On Behalf of | Dec 22, 2021 | Uncategorized |

One of the most common fertility problems among women in California is Polycystic Ovary Syndrome (PCOS). While women who have this disease can still get pregnant, the condition can still impair their fertility and also brings the chance of other associated health risks.

PCOS can be tough to diagnose

About 6% to 12% of reproductive-age women have PCOS, but many more remain undiagnosed. Symptoms differ from person to person, but to make a diagnosis that indicates you have this condition affecting your fertility, you must have the following three symptoms:

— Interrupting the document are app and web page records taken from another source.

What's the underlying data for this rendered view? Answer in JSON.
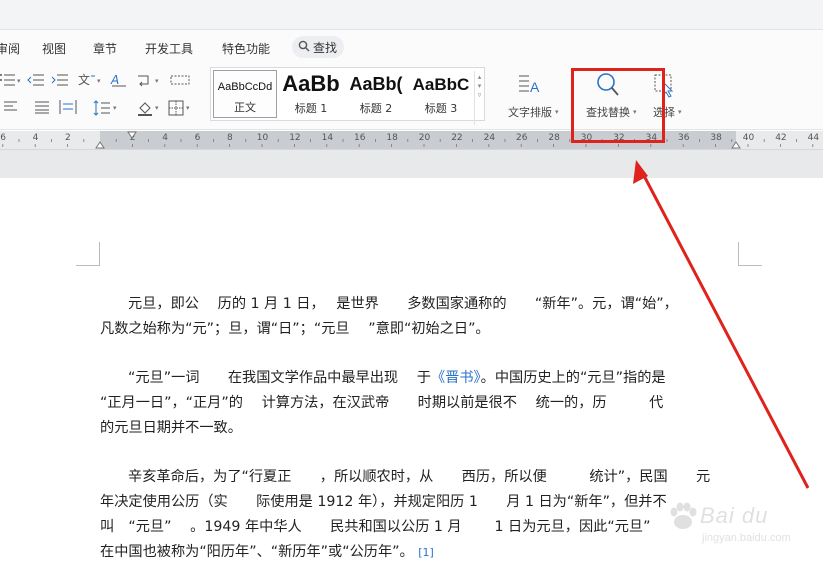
{
  "menubar": {
    "items": [
      "审阅",
      "视图",
      "章节",
      "开发工具",
      "特色功能"
    ],
    "search_label": "查找"
  },
  "ribbon": {
    "styles": [
      {
        "preview": "AaBbCcDd",
        "name": "正文"
      },
      {
        "preview": "AaBb",
        "name": "标题 1"
      },
      {
        "preview": "AaBb(",
        "name": "标题 2"
      },
      {
        "preview": "AaBbC",
        "name": "标题 3"
      }
    ],
    "text_layout_label": "文字排版",
    "find_replace_label": "查找替换",
    "select_label": "选择"
  },
  "ruler": {
    "numbers": [
      "6",
      "4",
      "2",
      "2",
      "4",
      "6",
      "8",
      "10",
      "12",
      "14",
      "16",
      "18",
      "20",
      "22",
      "24",
      "26",
      "28",
      "30",
      "32",
      "34",
      "36",
      "38",
      "40",
      "42",
      "44",
      "46"
    ]
  },
  "document": {
    "paragraphs": [
      {
        "lines": [
          "元旦，即公　 历的 1 月 1 日，　 是世界　　多数国家通称的　　“新年”。元，谓“始”，",
          "凡数之始称为“元”；旦，谓“日”；“元旦　 ”意即“初始之日”。"
        ]
      },
      {
        "lines": [
          "“元旦”一词　　在我国文学作品中最早出现　 于",
          "“正月一日”，“正月”的　 计算方法，在汉武帝　　时期以前是很不　 统一的，历　　　代",
          "的元旦日期并不一致。"
        ],
        "link_text": "《晋书》",
        "after_link": "。中国历史上的“元旦”指的是"
      },
      {
        "lines": [
          "辛亥革命后，为了“行夏正　　，所以顺农时，从　　西历，所以便　　　统计”，民国　　元",
          "年决定使用公历（实　　际使用是 1912 年），并规定阳历 1　　月 1 日为“新年”，但并不",
          "叫　“元旦”　 。1949 年中华人　　民共和国以公历 1 月　　 1 日为元旦，因此“元旦”",
          "在中国也被称为“阳历年”、“新历年”或“公历年”。"
        ],
        "footnote": "[1]"
      }
    ]
  },
  "watermark": {
    "brand": "Bai du",
    "url": "jingyan.baidu.com"
  },
  "colors": {
    "annotation_red": "#e0221c",
    "link_blue": "#2a72c8"
  }
}
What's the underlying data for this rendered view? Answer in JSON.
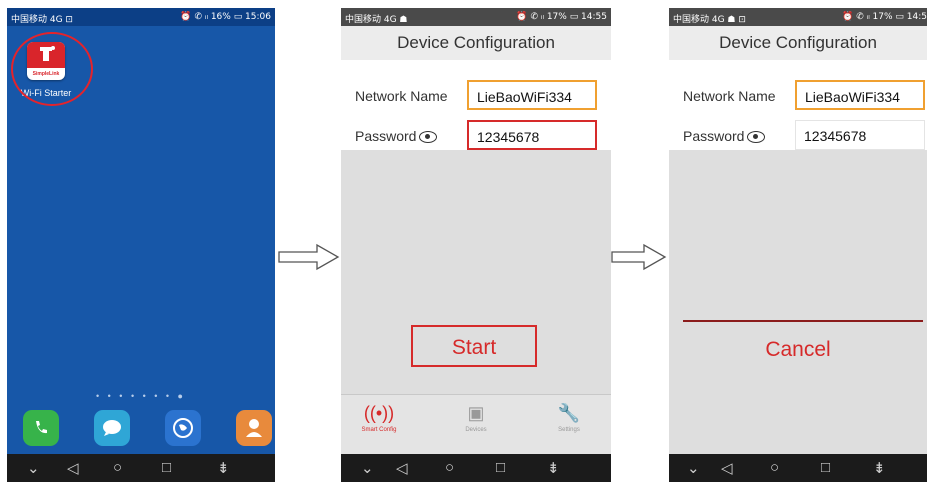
{
  "phone1": {
    "status_left": "中国移动 4G ⊡",
    "status_right": "⏰ ✆ ᵢₗ 16% ▭ 15:06",
    "app_icon_text": "SimpleLink",
    "app_label": "Wi-Fi Starter",
    "page_dots": "• • • • • • • ●"
  },
  "phone2": {
    "status_left": "中国移动 4G ☗",
    "status_right": "⏰ ✆ ᵢₗ 17% ▭ 14:55",
    "title": "Device Configuration",
    "network_label": "Network Name",
    "network_value": "LieBaoWiFi334",
    "password_label": "Password",
    "password_value": "12345678",
    "start_button": "Start",
    "tabs": [
      "Smart Config",
      "Devices",
      "Settings"
    ]
  },
  "phone3": {
    "status_left": "中国移动 4G ☗ ⊡",
    "status_right": "⏰ ✆ ᵢₗ 17% ▭ 14:5",
    "title": "Device Configuration",
    "network_label": "Network Name",
    "network_value": "LieBaoWiFi334",
    "password_label": "Password",
    "password_value": "12345678",
    "cancel_button": "Cancel"
  },
  "colors": {
    "highlight_red": "#d62a2a",
    "home_blue": "#1757a8",
    "input_orange": "#f0a030"
  },
  "icons": [
    "phone-icon",
    "message-icon",
    "browser-icon",
    "contacts-icon",
    "back-icon",
    "home-icon",
    "recents-icon",
    "notification-icon",
    "eye-icon",
    "wifi-signal-icon",
    "device-icon",
    "wrench-icon"
  ]
}
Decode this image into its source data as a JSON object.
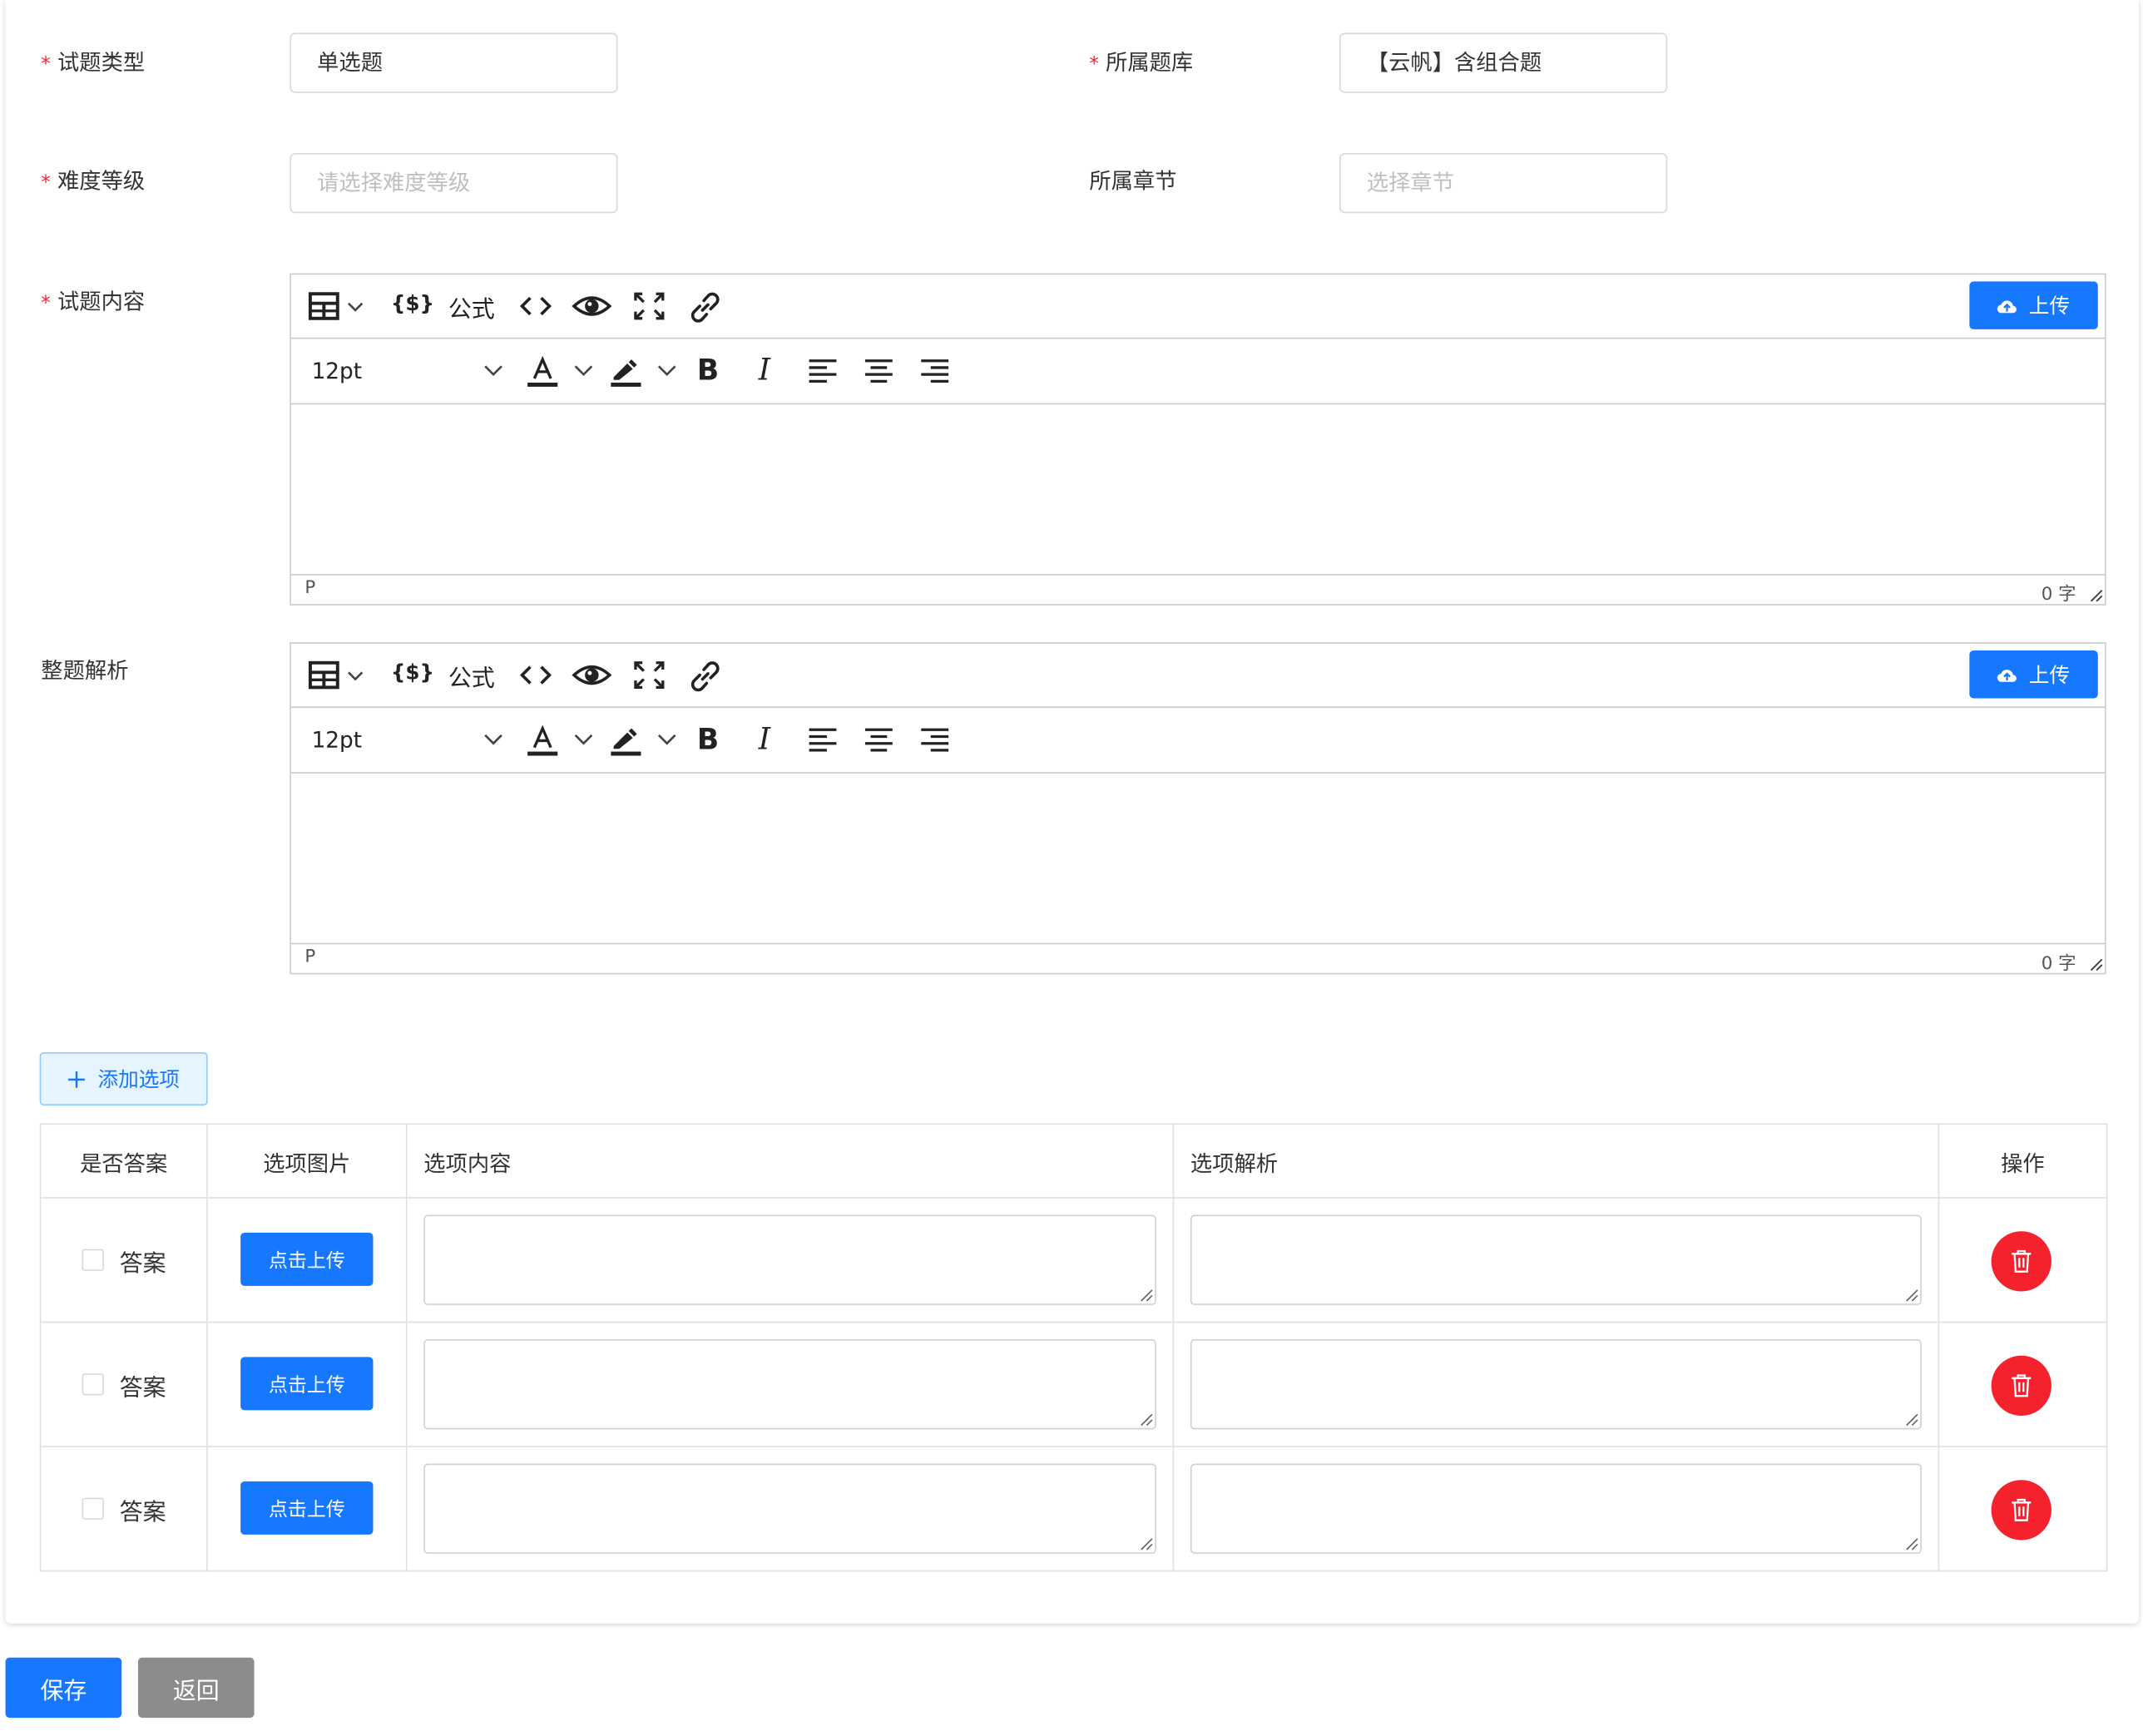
{
  "form": {
    "type_label": "试题类型",
    "type_value": "单选题",
    "bank_label": "所属题库",
    "bank_value": "【云帆】含组合题",
    "difficulty_label": "难度等级",
    "difficulty_placeholder": "请选择难度等级",
    "chapter_label": "所属章节",
    "chapter_placeholder": "选择章节",
    "content_label": "试题内容",
    "analysis_label": "整题解析",
    "required_mark": "*"
  },
  "editor": {
    "formula_label": "公式",
    "upload_label": "上传",
    "font_size": "12pt",
    "path_label": "P",
    "word_count": "0 字"
  },
  "options": {
    "add_label": "添加选项",
    "headers": [
      "是否答案",
      "选项图片",
      "选项内容",
      "选项解析",
      "操作"
    ],
    "answer_label": "答案",
    "upload_button": "点击上传"
  },
  "actions": {
    "save": "保存",
    "back": "返回"
  },
  "colors": {
    "primary": "#1677ff",
    "danger": "#f5222d",
    "secondary": "#8c8c8c"
  }
}
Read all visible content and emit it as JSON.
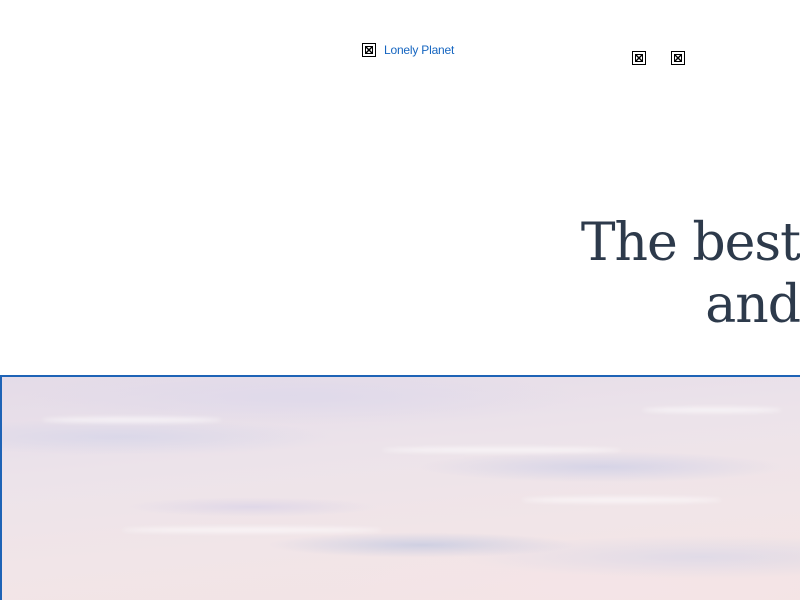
{
  "header": {
    "logo_alt": "Lonely Planet",
    "nav_icons": [
      "broken-image-icon",
      "broken-image-icon"
    ]
  },
  "hero": {
    "title_line1": "The best",
    "title_line2": "and"
  },
  "colors": {
    "link": "#1565c0",
    "title": "#2d3a4b",
    "hero_border": "#1e63b6"
  }
}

  • Absent or irregular periods totaling fewer than eight per year
  • Acne and hair on the upper lip, chin, nipples or lower abdomen
  • An ultrasound shows multiple small cysts on the ovaries

Other diseases, like those affecting hormone-producing sites in the body, including the thyroid, pituitary or adrenal gland, can cause irregular periods, which is another reason why PCOS is so difficult to treat. In addition, if you have PCOS, you are at a greater risk for developing metabolic conditions like type 2 diabetes and heart diseases, as well as uterine cancer.

Managing PCOS

You cannot cure PCOS, but you can manage it. Among the treatments are birth control pills to help smooth out hormonal fluctuations, taking metformin to regulate insulin sensitivity and restore ovulation, and increasing your intake of vegetables, lean proteins and plant-based fats, along with increasing exercise, can help improve PCOS. Weight-loss surgery also improves fertility in seriously overweight women who have the condition.

What if I can’t get pregnant naturally?

You don’t necessarily need to take fertility drugs if you can’t get pregnant, but your gynecologist may prescribe Clomid or Femara to help you ovulate. Nevertheless, the older you get, the less likely that you will be able to have a child without help, such as egg donation or surrogacy.

Thanks to today’s technology, you have a variety of choices to become parents. Exploring your options in the wake of decreased fertility will allow you to find the pathway that best works for you and your partner.